ATHENS (Reuters) – Reliving memories of its battle for independence from Ottoman Turkish rule 200 years ago, Greece is preparing to challenge the coronavirus with bicentennial celebrations on Thursday that it hopes will mark a turning point after a very difficult decade. .
Greece emerged from the biggest bailout in economic history in 2018 after years of painful austerity that plunged it into poverty. One in two young Greeks was unemployed and more than half a million people left the country to seek work abroad.
As soon as the economy started to recover, the coronavirus pandemic hit and Greece went back into recession.
However, the Conservative government, which announced the Independence Day celebrations as a sign that Greece returned shortly after it came to power in 2019, is determined to move on, even if events have drastically curtailed.
“Especially for young people, I think these symbolic dates can really mark a break with the past,” Prime Minister Kyriakos Mitsotakis said this week.
“The challenge in the immediate aftermath of the pandemic is not just taking a few steps for improvement, but many courageous advances.”
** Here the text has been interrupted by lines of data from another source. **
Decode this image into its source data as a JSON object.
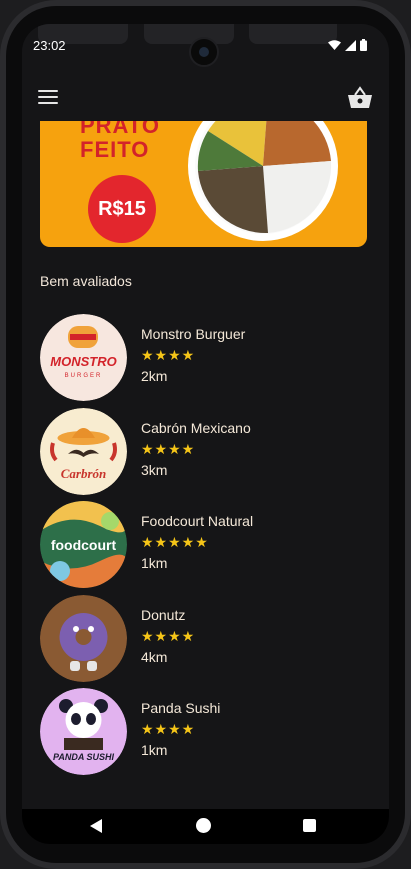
{
  "status_bar": {
    "time": "23:02"
  },
  "banner": {
    "line1": "PRATO",
    "line2": "FEITO",
    "price": "R$15"
  },
  "section": {
    "title": "Bem avaliados"
  },
  "restaurants": [
    {
      "name": "Monstro Burguer",
      "stars": "★★★★",
      "distance": "2km",
      "logo_text": "MONSTRO",
      "logo_sub": "BURGER",
      "bg": "#f7e7df"
    },
    {
      "name": "Cabrón Mexicano",
      "stars": "★★★★",
      "distance": "3km",
      "logo_text": "Carbrón",
      "bg": "#f8ecd0"
    },
    {
      "name": "Foodcourt Natural",
      "stars": "★★★★★",
      "distance": "1km",
      "logo_text": "foodcourt",
      "bg": "#2d6f49"
    },
    {
      "name": "Donutz",
      "stars": "★★★★",
      "distance": "4km",
      "logo_text": "",
      "bg": "#8a5a33"
    },
    {
      "name": "Panda Sushi",
      "stars": "★★★★",
      "distance": "1km",
      "logo_text": "PANDA SUSHI",
      "bg": "#e2b3ef"
    }
  ],
  "icons": {
    "menu": "menu-icon",
    "basket": "basket-icon",
    "back": "back-icon",
    "home": "home-icon",
    "recents": "recents-icon"
  },
  "colors": {
    "background": "#151517",
    "accent_star": "#f5c518",
    "banner_bg": "#f6a20e",
    "banner_red": "#d3232a",
    "text": "#f4e8d8"
  }
}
Although the coronavirus has meant smaller celebrations and many events have moved online, some have taken place.
‘FREEDOM OR DEATH!’
At Agia Lavra, one of the oldest monasteries in Greece, actors wearing the kilts of Greek revolutionaries last week reenacted the taking of the legendary oath of “Freedom or Death!” – the motto of the revolt against Ottoman rule.
Greece was under Ottoman rule for nearly 400 years since the Ottoman Turks invaded what was then Constantinople, capital of the Byzantine Empire, in 1453.
The scattered uprisings in 1821 turned into a full-scale war that, aided by the intervention of Great Britain, France, and Russia, eventually resulted in the establishment of an independent kingdom of Greece in 1832.
“The importance of this historic year, this historic anniversary, is that we have a message; it speaks of the rebirth of the country, ”said Gianna Angelopoulos-Daskalaki, a former MP who leads the 2021 organizing committee.
“After 10 years of crisis, Greece is still standing,” he said from the National Mint, which has issued commemorative coins of the first coins of modern Greece, the Phoenix and the Drachma.
The annual military parade on March 25, Greece’s national day, will be a silent affair, with the country locked in.
French President Emmanuel Macron had to withdraw from the visit, but Britain’s Prince Charles and Russian Prime Minister Mikhail Mishustin are expected to attend and French and American fighter jets are expected to attend.
France, which will be represented in the parade by its Defense Minister, has also donated a magnificent tapestry representing the “School of Athens” by the Renaissance painter Raphael of the great thinkers of ancient Greece.
“The School of Athens symbolizes our entire commitment to democracy,” said French Ambassador Patrick Maisonnave. “It reminds all of the western republics that they owe the Greek Republic.”